Aim of the exercise:
Retype the records below exactly as they stand, omitting the pictures.

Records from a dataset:
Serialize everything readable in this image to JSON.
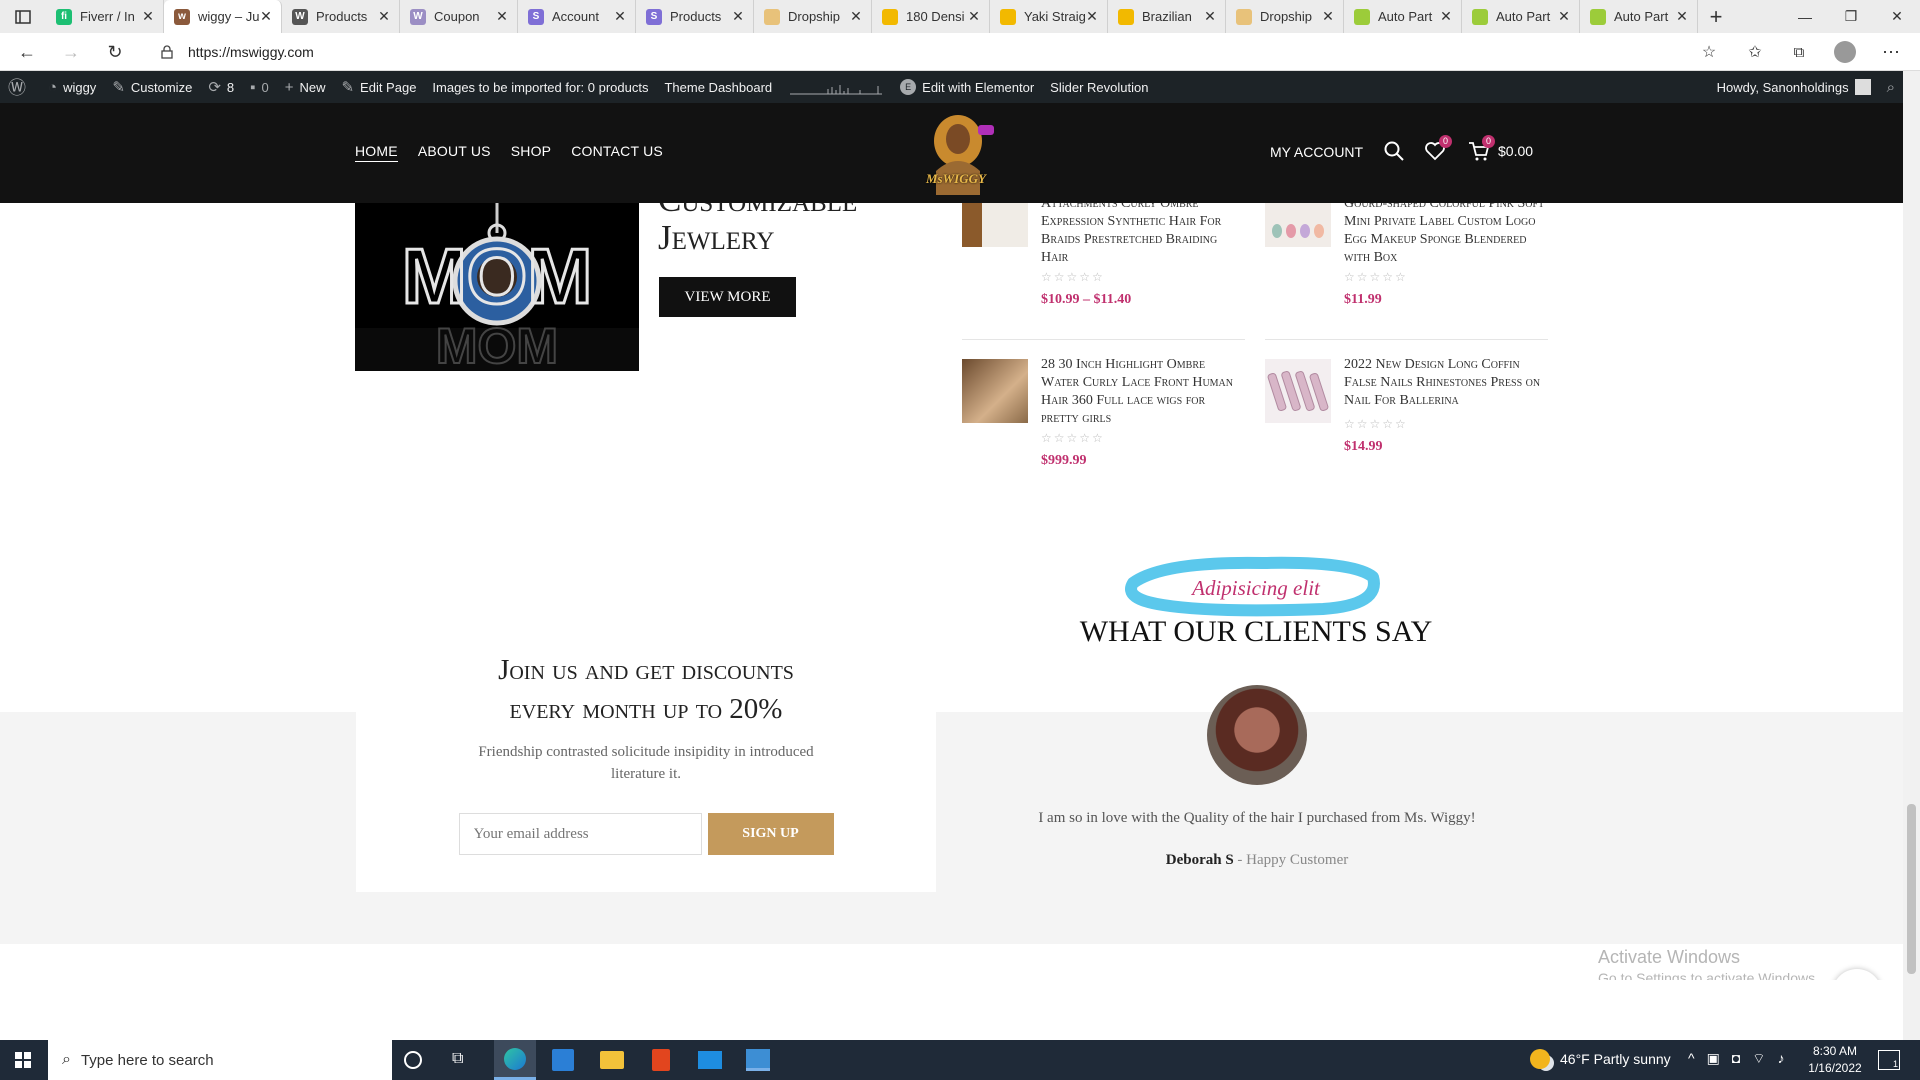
{
  "browser": {
    "tabs": [
      {
        "label": "Fiverr / In",
        "fav_color": "#1dbf73",
        "fav_text": "fi"
      },
      {
        "label": "wiggy – Ju",
        "fav_color": "#8b5a3c",
        "fav_text": "w",
        "active": true
      },
      {
        "label": "Products",
        "fav_color": "#555",
        "fav_text": "W"
      },
      {
        "label": "Coupon",
        "fav_color": "#9b8ec4",
        "fav_text": "W"
      },
      {
        "label": "Account",
        "fav_color": "#7f6fd6",
        "fav_text": "S"
      },
      {
        "label": "Products",
        "fav_color": "#7f6fd6",
        "fav_text": "S"
      },
      {
        "label": "Dropship",
        "fav_color": "#e8c27a",
        "fav_text": ""
      },
      {
        "label": "180 Densi",
        "fav_color": "#f2b900",
        "fav_text": ""
      },
      {
        "label": "Yaki Straig",
        "fav_color": "#f2b900",
        "fav_text": ""
      },
      {
        "label": "Brazilian",
        "fav_color": "#f2b900",
        "fav_text": ""
      },
      {
        "label": "Dropship",
        "fav_color": "#e8c27a",
        "fav_text": ""
      },
      {
        "label": "Auto Part",
        "fav_color": "#9ccc3a",
        "fav_text": ""
      },
      {
        "label": "Auto Part",
        "fav_color": "#9ccc3a",
        "fav_text": ""
      },
      {
        "label": "Auto Part",
        "fav_color": "#9ccc3a",
        "fav_text": ""
      }
    ],
    "url": "https://mswiggy.com"
  },
  "wp_admin_bar": {
    "site_name": "wiggy",
    "customize": "Customize",
    "updates_count": "8",
    "comments_count": "0",
    "new": "New",
    "edit_page": "Edit Page",
    "import_notice": "Images to be imported for: 0 products",
    "theme_dashboard": "Theme Dashboard",
    "elementor": "Edit with Elementor",
    "slider": "Slider Revolution",
    "howdy": "Howdy, Sanonholdings"
  },
  "header": {
    "nav": [
      "HOME",
      "ABOUT US",
      "SHOP",
      "CONTACT US"
    ],
    "logo_text": "MsWIGGY",
    "my_account": "MY ACCOUNT",
    "wishlist_count": "0",
    "cart_count": "0",
    "cart_total": "$0.00"
  },
  "promo": {
    "title_line1": "Customizable",
    "title_line2": "Jewlery",
    "button": "VIEW MORE",
    "image_text": "MOM"
  },
  "products": [
    {
      "title": "Attachments Curly Ombre Expression Synthetic Hair For Braids Prestretched Braiding Hair",
      "price": "$10.99 – $11.40"
    },
    {
      "title": "Gourd-shaped Colorful Pink Soft Mini Private Label Custom Logo Egg Makeup Sponge Blendered with Box",
      "price": "$11.99"
    },
    {
      "title": "28 30 Inch Highlight Ombre Water Curly Lace Front Human Hair 360 Full lace wigs for pretty girls",
      "price": "$999.99"
    },
    {
      "title": "2022 New Design Long Coffin False Nails Rhinestones Press on Nail For Ballerina",
      "price": "$14.99"
    }
  ],
  "stars": "☆☆☆☆☆",
  "newsletter": {
    "title_line1": "Join us and get discounts",
    "title_line2": "every month up to 20%",
    "subtitle": "Friendship contrasted solicitude insipidity in introduced literature it.",
    "email_placeholder": "Your email address",
    "button": "SIGN UP"
  },
  "testimonials": {
    "tagline": "Adipisicing elit",
    "heading": "WHAT OUR CLIENTS SAY",
    "quote": "I am so in love with the Quality of the hair I purchased from Ms. Wiggy!",
    "author": "Deborah S",
    "role": "- Happy Customer"
  },
  "watermark": {
    "line1": "Activate Windows",
    "line2": "Go to Settings to activate Windows."
  },
  "taskbar": {
    "search_placeholder": "Type here to search",
    "weather": "46°F  Partly sunny",
    "time": "8:30 AM",
    "date": "1/16/2022",
    "notification_count": "1"
  },
  "colors": {
    "accent_pink": "#c0306e",
    "header_bg": "#121212",
    "signup_btn": "#c49a5c",
    "highlight": "#5bc8ec"
  }
}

Task result:
Serialize everything readable in this image to JSON.
{
  "browser": {
    "tabs": [
      {
        "label": "Fiverr / In",
        "fav_color": "#1dbf73",
        "fav_text": "fi"
      },
      {
        "label": "wiggy – Ju",
        "fav_color": "#8b5a3c",
        "fav_text": "w",
        "active": true
      },
      {
        "label": "Products",
        "fav_color": "#555",
        "fav_text": "W"
      },
      {
        "label": "Coupon",
        "fav_color": "#9b8ec4",
        "fav_text": "W"
      },
      {
        "label": "Account",
        "fav_color": "#7f6fd6",
        "fav_text": "S"
      },
      {
        "label": "Products",
        "fav_color": "#7f6fd6",
        "fav_text": "S"
      },
      {
        "label": "Dropship",
        "fav_color": "#e8c27a",
        "fav_text": ""
      },
      {
        "label": "180 Densi",
        "fav_color": "#f2b900",
        "fav_text": ""
      },
      {
        "label": "Yaki Straig",
        "fav_color": "#f2b900",
        "fav_text": ""
      },
      {
        "label": "Brazilian",
        "fav_color": "#f2b900",
        "fav_text": ""
      },
      {
        "label": "Dropship",
        "fav_color": "#e8c27a",
        "fav_text": ""
      },
      {
        "label": "Auto Part",
        "fav_color": "#9ccc3a",
        "fav_text": ""
      },
      {
        "label": "Auto Part",
        "fav_color": "#9ccc3a",
        "fav_text": ""
      },
      {
        "label": "Auto Part",
        "fav_color": "#9ccc3a",
        "fav_text": ""
      }
    ],
    "url": "https://mswiggy.com"
  },
  "wp_admin_bar": {
    "site_name": "wiggy",
    "customize": "Customize",
    "updates_count": "8",
    "comments_count": "0",
    "new": "New",
    "edit_page": "Edit Page",
    "import_notice": "Images to be imported for: 0 products",
    "theme_dashboard": "Theme Dashboard",
    "elementor": "Edit with Elementor",
    "slider": "Slider Revolution",
    "howdy": "Howdy, Sanonholdings"
  },
  "header": {
    "nav": [
      "HOME",
      "ABOUT US",
      "SHOP",
      "CONTACT US"
    ],
    "logo_text": "MsWIGGY",
    "my_account": "MY ACCOUNT",
    "wishlist_count": "0",
    "cart_count": "0",
    "cart_total": "$0.00"
  },
  "promo": {
    "title_line1": "Customizable",
    "title_line2": "Jewlery",
    "button": "VIEW MORE",
    "image_text": "MOM"
  },
  "products": [
    {
      "title": "Attachments Curly Ombre Expression Synthetic Hair For Braids Prestretched Braiding Hair",
      "price": "$10.99 – $11.40"
    },
    {
      "title": "Gourd-shaped Colorful Pink Soft Mini Private Label Custom Logo Egg Makeup Sponge Blendered with Box",
      "price": "$11.99"
    },
    {
      "title": "28 30 Inch Highlight Ombre Water Curly Lace Front Human Hair 360 Full lace wigs for pretty girls",
      "price": "$999.99"
    },
    {
      "title": "2022 New Design Long Coffin False Nails Rhinestones Press on Nail For Ballerina",
      "price": "$14.99"
    }
  ],
  "stars": "☆☆☆☆☆",
  "newsletter": {
    "title_line1": "Join us and get discounts",
    "title_line2": "every month up to 20%",
    "subtitle": "Friendship contrasted solicitude insipidity in introduced literature it.",
    "email_placeholder": "Your email address",
    "button": "SIGN UP"
  },
  "testimonials": {
    "tagline": "Adipisicing elit",
    "heading": "WHAT OUR CLIENTS SAY",
    "quote": "I am so in love with the Quality of the hair I purchased from Ms. Wiggy!",
    "author": "Deborah S",
    "role": "- Happy Customer"
  },
  "watermark": {
    "line1": "Activate Windows",
    "line2": "Go to Settings to activate Windows."
  },
  "taskbar": {
    "search_placeholder": "Type here to search",
    "weather": "46°F  Partly sunny",
    "time": "8:30 AM",
    "date": "1/16/2022",
    "notification_count": "1"
  },
  "colors": {
    "accent_pink": "#c0306e",
    "header_bg": "#121212",
    "signup_btn": "#c49a5c",
    "highlight": "#5bc8ec"
  }
}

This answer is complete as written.